My childhood was filled with hurdles that I had to overcome, but in the end, these barriers only made me stronger and more determined to accomplish my dreams. My parents, sisters, and brother served as my companions as I spent the early months of my life living on the floor of the family van (Douglas and Burford 16). My parents were constantly looking for jobs in hopes of providing a better life for their children (Douglas and Burford 18). My mother and father, struggling to raise five young children on their own, were presented with a new roadblock just before my first birthday (Douglas and Burford 19). I was diagnosed with a life-threatening disease called Branched Chain Ketoaciduria (Douglas and Burford 19).
When I was very young I would go to my grandma 's house every day to be watched while my parents both went to work. I learned many things from my grandmother, she enhanced my social skills along with teaching me how to grow a bond and a relationship between different people. Secondly, I learned how to grow and interact with my aunts while I was younger, as I am an only child I miss out on the interaction between siblings. But my aunts were very close in age to me so we would
Entry 1 Question 3: When I was in elementary school for an after school activity I was in Girl scouts. It was fun and we did many things throughout the school year. One of the activists we did was visit a nursing home during the holidays and sing songs and visit with the residents. What made it intercultural was that we were talking to experienced elders who grow up in a different time then we did and how things were different. One resident was telling me about their job she was a sister and at time when she lived in the school and she and the other sisters shared a room and that in the summer it was horrible because there was no air conditioning.

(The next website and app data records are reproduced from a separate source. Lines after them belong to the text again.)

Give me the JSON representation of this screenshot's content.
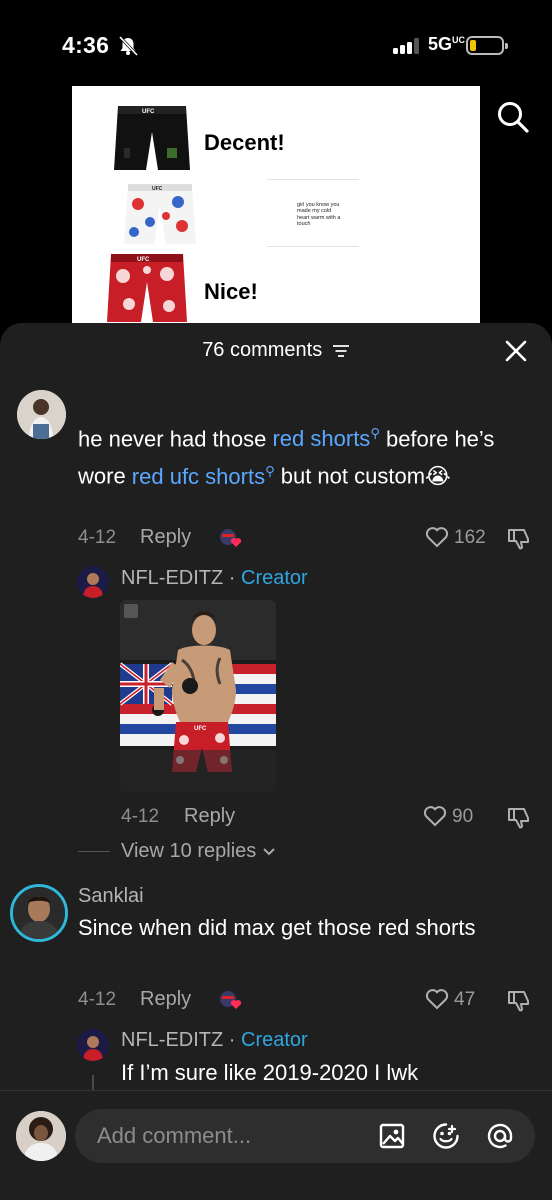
{
  "status_bar": {
    "time": "4:36",
    "network": "5G",
    "network_suffix": "UC"
  },
  "video": {
    "ratings": [
      "Decent!",
      "Nice!"
    ],
    "note_text": "girl you know you made my cold heart warm with a touch"
  },
  "comments_panel": {
    "count_label": "76 comments",
    "comments": [
      {
        "text_parts": [
          "he never had those ",
          "red shorts",
          " before he’s wore ",
          "red ufc shorts",
          " but not custom"
        ],
        "emoji": "😭",
        "date": "4-12",
        "reply_label": "Reply",
        "likes": "162",
        "reply": {
          "username": "NFL-EDITZ",
          "separator": "·",
          "badge": "Creator",
          "date": "4-12",
          "reply_label": "Reply",
          "likes": "90",
          "view_replies": "View 10 replies"
        }
      },
      {
        "username": "Sanklai",
        "text": "Since when did max get those red shorts",
        "date": "4-12",
        "reply_label": "Reply",
        "likes": "47",
        "reply": {
          "username": "NFL-EDITZ",
          "separator": "·",
          "badge": "Creator",
          "text": "If I’m sure like 2019-2020 I lwk"
        }
      }
    ]
  },
  "composer": {
    "placeholder": "Add comment..."
  },
  "colors": {
    "sheet_bg": "#1f1f1f",
    "link_blue": "#5aa8ff",
    "creator_blue": "#2fa6e0",
    "battery": "#f5c400",
    "heart_red": "#ff2d55"
  }
}
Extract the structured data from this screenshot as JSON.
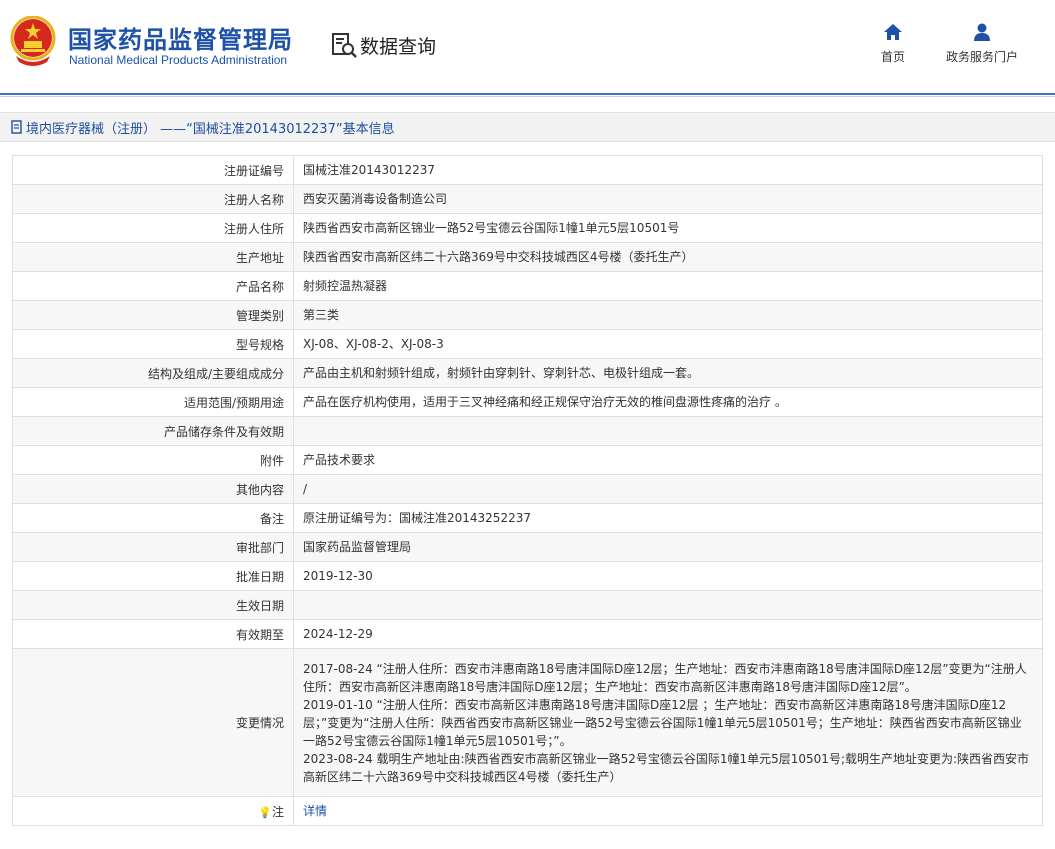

I unwisely had I known considered them like any family member, they came and went. Even though they were nice they wouldn't last so I stopped growing attached so much I went with the flow and receive fun and mostly focused on school and after-school activities. By now my siblings and I lived with my mother until high school where I and my sister moved in with my father and his wife. My father's wife, however, became a considerable part me and my sibling's life, especially, my mother, they weren't enemy's they were kind of friends who exchanged advice on how to deal with my father or how to handle me and my siblings by now, I have four other siblings from my mother and my stepmother has a son with my father. Without a doubt, she helped out a great deal, especially at my Quinceañera.